A Japanese hospital has placed an order for MEDIROM’s MOTHER wearable device. MOTHER was first unveiled at CES 2020, and has been pitched as a self-charging activity tracker that uses thermoelectric technology to turn body heat into the electricity needed to power the device.
MEDIROM claims that MOTHER has generated considerable interest from the medical community, drawing inquiries from rehab clinics, medical facilities, nursing homes, and other venues. However, this is the first official order from a medical institution, and comes from the Kansai Medical University Hospital in Osaka.
The MOTHER is comparable to other activity trackers, insofar as it is a wearable band that can monitor a number of different biometrics, including sleep quality and calorie intake. The device can analyze the data it collects, and has applications in the fitness and wellness industry in addition to healthcare. MEDIROM also plans to share the MOTHER SDK with third party partners, which will make it easier for them to import MOTHER data into their own applications.
MEDIROM did not set a firm delivery date, and acknowledged that it would not be able to fulfill the Kansai order immediately. The delay reflects the impact of COVID-19. The pandemic has disrupted the company’s usual production line, so MEDIROM is only able to take provisional orders at the moment. The company is nevertheless hoping that the MOTHER will allow them to capture a portion of Japan’s $34 billion medical and nursing care market.

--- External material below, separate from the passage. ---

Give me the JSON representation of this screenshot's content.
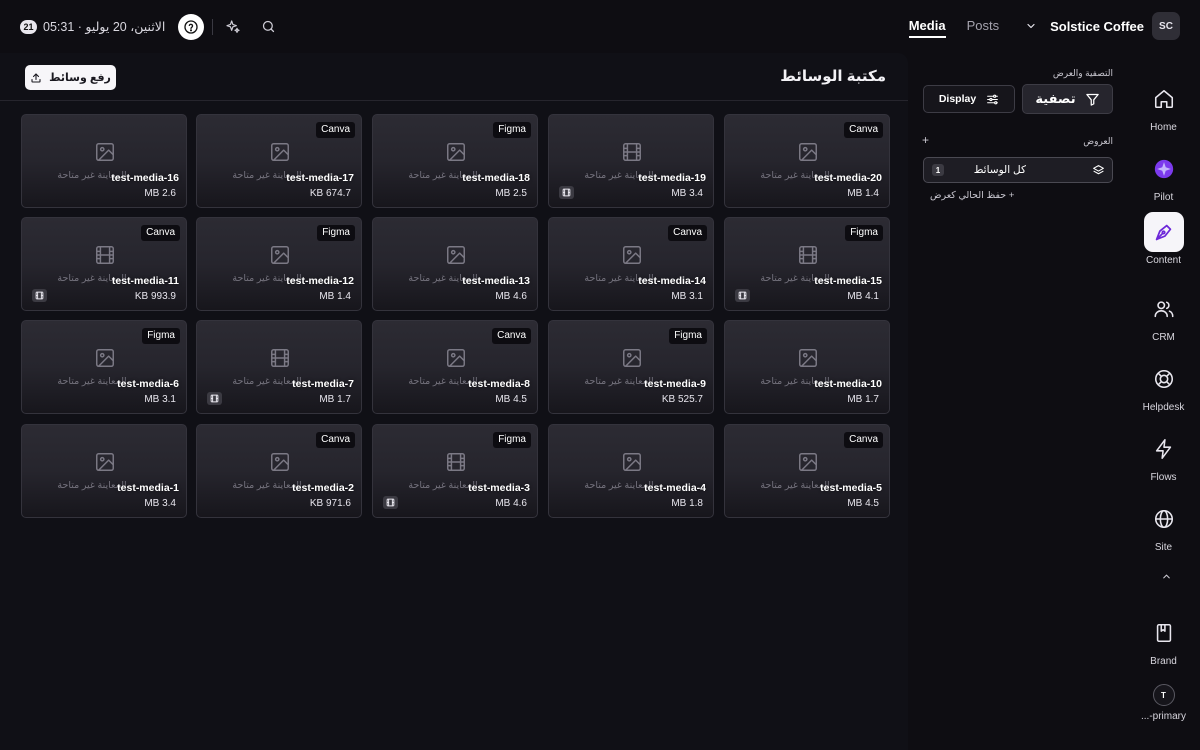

While the device’s self-charging capabilities set the MOTHER apart, the band is far from the only wearable activity tracker making inroads in the healthcare industry. The biometric Nymi Band has become a popular hands-free authentication tool in clinical and laboratory facilities, while university researchers are hoping to use wearable devices to help track the spread of COVID-19. Huma is also using wearable tech to learn more about mental health.